Ignoring the pictures, repeat every entry below exactly as it appears.
[[ Records provided, beginning ]]
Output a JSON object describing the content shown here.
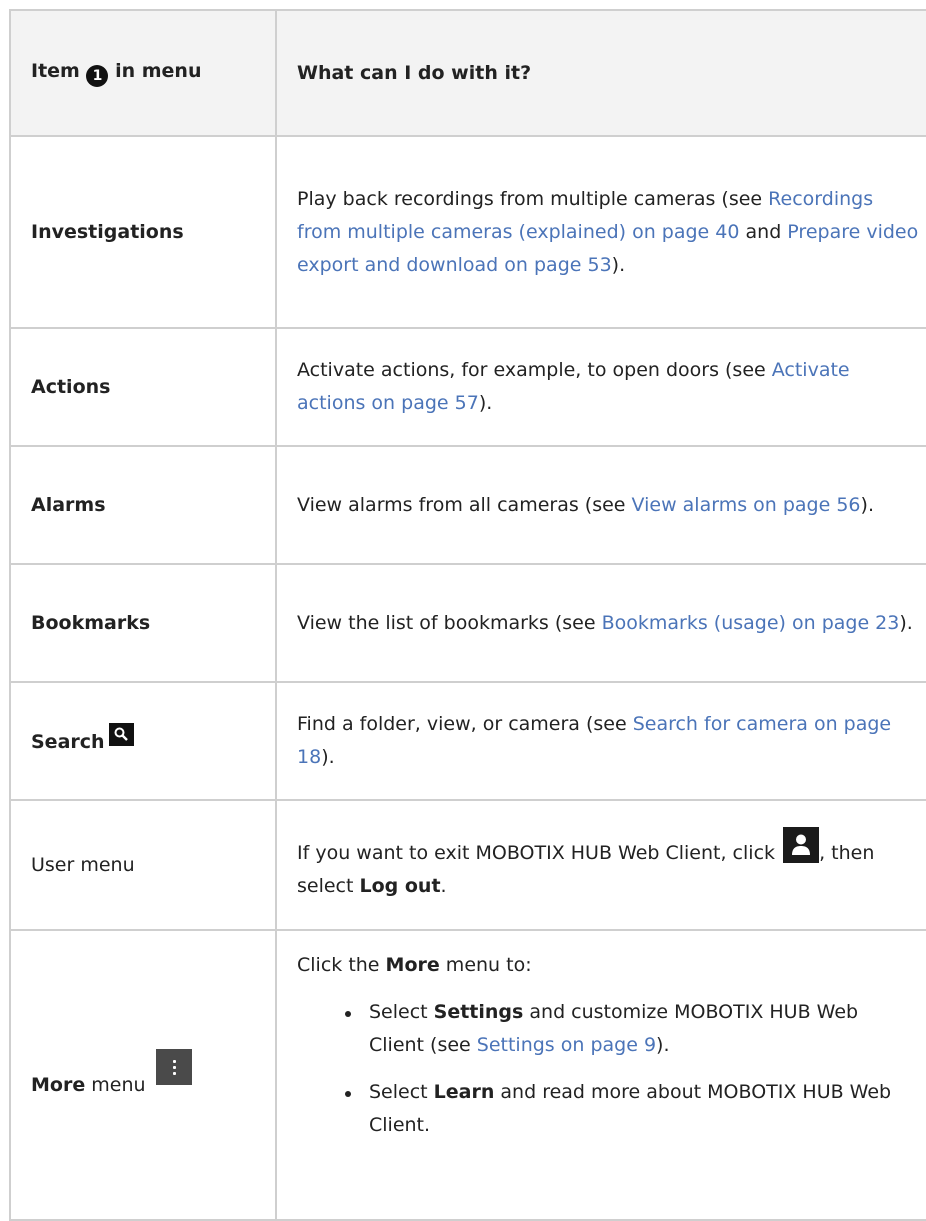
{
  "header": {
    "col1_before": "Item",
    "col1_badge": "1",
    "col1_after": "in menu",
    "col2": "What can I do with it?"
  },
  "rows": [
    {
      "item": "Investigations",
      "t1": "Play back recordings from multiple cameras (see ",
      "link1": "Recordings from multiple cameras (explained) on page 40",
      "t2": " and ",
      "link2": "Prepare video export and download on page 53",
      "t3": ")."
    },
    {
      "item": "Actions",
      "t1": "Activate actions, for example, to open doors (see ",
      "link1": "Activate actions on page 57",
      "t2": ")."
    },
    {
      "item": "Alarms",
      "t1": "View alarms from all cameras (see ",
      "link1": "View alarms on page 56",
      "t2": ")."
    },
    {
      "item": "Bookmarks",
      "t1": "View the list of bookmarks (see ",
      "link1": "Bookmarks (usage) on page 23",
      "t2": ")."
    },
    {
      "item": "Search",
      "t1": "Find a folder, view, or camera (see ",
      "link1": "Search for camera on page 18",
      "t2": ")."
    },
    {
      "item": "User menu",
      "t1": "If you want to exit MOBOTIX HUB Web Client, click ",
      "t2": ", then select ",
      "bold1": "Log out",
      "t3": "."
    },
    {
      "item_bold": "More",
      "item_rest": " menu",
      "intro1": "Click the ",
      "intro_bold": "More",
      "intro2": " menu to:",
      "bullets": [
        {
          "pre": "Select ",
          "bold": "Settings",
          "mid": " and customize MOBOTIX HUB Web Client (see ",
          "link": "Settings on page 9",
          "post": ")."
        },
        {
          "pre": "Select ",
          "bold": "Learn",
          "mid": " and read more about MOBOTIX HUB Web Client."
        }
      ]
    }
  ],
  "icons": {
    "badge": "numbered-circle-icon",
    "search": "magnifier-icon",
    "user": "user-person-icon",
    "more": "vertical-ellipsis-icon"
  },
  "colors": {
    "link": "#4b74b8",
    "header_bg": "#f3f3f3",
    "border": "#cfcfcf"
  }
}
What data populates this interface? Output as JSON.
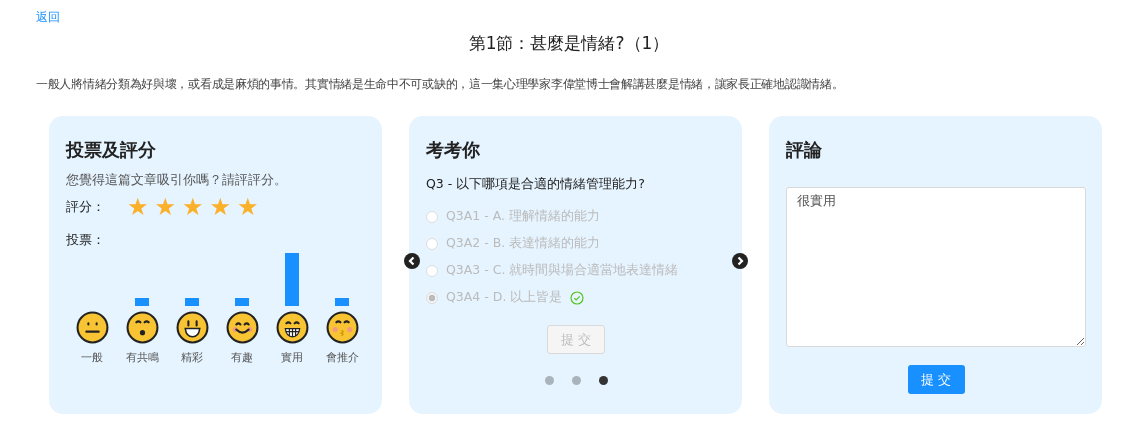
{
  "back_link": "返回",
  "title": "第1節：甚麼是情緒?（1）",
  "description": "一般人將情緒分類為好與壞，或看成是麻煩的事情。其實情緒是生命中不可或缺的，這一集心理學家李偉堂博士會解講甚麼是情緒，讓家長正確地認識情緒。",
  "vote_card": {
    "title": "投票及評分",
    "prompt": "您覺得這篇文章吸引你嗎？請評評分。",
    "rating_label": "評分：",
    "stars": 5,
    "votes_label": "投票：",
    "votes": [
      {
        "label": "一般",
        "kind": "neutral"
      },
      {
        "label": "有共鳴",
        "kind": "surprised"
      },
      {
        "label": "精彩",
        "kind": "grin"
      },
      {
        "label": "有趣",
        "kind": "smile"
      },
      {
        "label": "實用",
        "kind": "grinning"
      },
      {
        "label": "會推介",
        "kind": "kiss"
      }
    ]
  },
  "quiz_card": {
    "title": "考考你",
    "question": "Q3 - 以下哪項是合適的情緒管理能力?",
    "options": [
      {
        "label": "Q3A1 - A. 理解情緒的能力",
        "selected": false,
        "disabled": true,
        "correct": false
      },
      {
        "label": "Q3A2 - B. 表達情緒的能力",
        "selected": false,
        "disabled": true,
        "correct": false
      },
      {
        "label": "Q3A3 - C. 就時間與場合適當地表達情緒",
        "selected": false,
        "disabled": true,
        "correct": false
      },
      {
        "label": "Q3A4 - D. 以上皆是",
        "selected": true,
        "disabled": true,
        "correct": true
      }
    ],
    "submit": {
      "label": "提 交",
      "disabled": true
    },
    "pages": [
      {
        "selected": false
      },
      {
        "selected": false
      },
      {
        "selected": true
      }
    ]
  },
  "comment_card": {
    "title": "評論",
    "value": "很實用",
    "submit": "提 交"
  }
}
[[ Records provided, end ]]
Expected answer:
Output a JSON object describing the content shown here.
{
  "header": {
    "col1_before": "Item",
    "col1_badge": "1",
    "col1_after": "in menu",
    "col2": "What can I do with it?"
  },
  "rows": [
    {
      "item": "Investigations",
      "t1": "Play back recordings from multiple cameras (see ",
      "link1": "Recordings from multiple cameras (explained) on page 40",
      "t2": " and ",
      "link2": "Prepare video export and download on page 53",
      "t3": ")."
    },
    {
      "item": "Actions",
      "t1": "Activate actions, for example, to open doors (see ",
      "link1": "Activate actions on page 57",
      "t2": ")."
    },
    {
      "item": "Alarms",
      "t1": "View alarms from all cameras (see ",
      "link1": "View alarms on page 56",
      "t2": ")."
    },
    {
      "item": "Bookmarks",
      "t1": "View the list of bookmarks (see ",
      "link1": "Bookmarks (usage) on page 23",
      "t2": ")."
    },
    {
      "item": "Search",
      "t1": "Find a folder, view, or camera (see ",
      "link1": "Search for camera on page 18",
      "t2": ")."
    },
    {
      "item": "User menu",
      "t1": "If you want to exit MOBOTIX HUB Web Client, click ",
      "t2": ", then select ",
      "bold1": "Log out",
      "t3": "."
    },
    {
      "item_bold": "More",
      "item_rest": " menu",
      "intro1": "Click the ",
      "intro_bold": "More",
      "intro2": " menu to:",
      "bullets": [
        {
          "pre": "Select ",
          "bold": "Settings",
          "mid": " and customize MOBOTIX HUB Web Client (see ",
          "link": "Settings on page 9",
          "post": ")."
        },
        {
          "pre": "Select ",
          "bold": "Learn",
          "mid": " and read more about MOBOTIX HUB Web Client."
        }
      ]
    }
  ],
  "icons": {
    "badge": "numbered-circle-icon",
    "search": "magnifier-icon",
    "user": "user-person-icon",
    "more": "vertical-ellipsis-icon"
  },
  "colors": {
    "link": "#4b74b8",
    "header_bg": "#f3f3f3",
    "border": "#cfcfcf"
  }
}
What data populates this interface? Output as JSON.
{
  "back_link": "返回",
  "title": "第1節：甚麼是情緒?（1）",
  "description": "一般人將情緒分類為好與壞，或看成是麻煩的事情。其實情緒是生命中不可或缺的，這一集心理學家李偉堂博士會解講甚麼是情緒，讓家長正確地認識情緒。",
  "vote_card": {
    "title": "投票及評分",
    "prompt": "您覺得這篇文章吸引你嗎？請評評分。",
    "rating_label": "評分：",
    "stars": 5,
    "votes_label": "投票：",
    "votes": [
      {
        "label": "一般",
        "kind": "neutral"
      },
      {
        "label": "有共鳴",
        "kind": "surprised"
      },
      {
        "label": "精彩",
        "kind": "grin"
      },
      {
        "label": "有趣",
        "kind": "smile"
      },
      {
        "label": "實用",
        "kind": "grinning"
      },
      {
        "label": "會推介",
        "kind": "kiss"
      }
    ]
  },
  "quiz_card": {
    "title": "考考你",
    "question": "Q3 - 以下哪項是合適的情緒管理能力?",
    "options": [
      {
        "label": "Q3A1 - A. 理解情緒的能力",
        "selected": false,
        "disabled": true,
        "correct": false
      },
      {
        "label": "Q3A2 - B. 表達情緒的能力",
        "selected": false,
        "disabled": true,
        "correct": false
      },
      {
        "label": "Q3A3 - C. 就時間與場合適當地表達情緒",
        "selected": false,
        "disabled": true,
        "correct": false
      },
      {
        "label": "Q3A4 - D. 以上皆是",
        "selected": true,
        "disabled": true,
        "correct": true
      }
    ],
    "submit": {
      "label": "提 交",
      "disabled": true
    },
    "pages": [
      {
        "selected": false
      },
      {
        "selected": false
      },
      {
        "selected": true
      }
    ]
  },
  "comment_card": {
    "title": "評論",
    "value": "很實用",
    "submit": "提 交"
  }
}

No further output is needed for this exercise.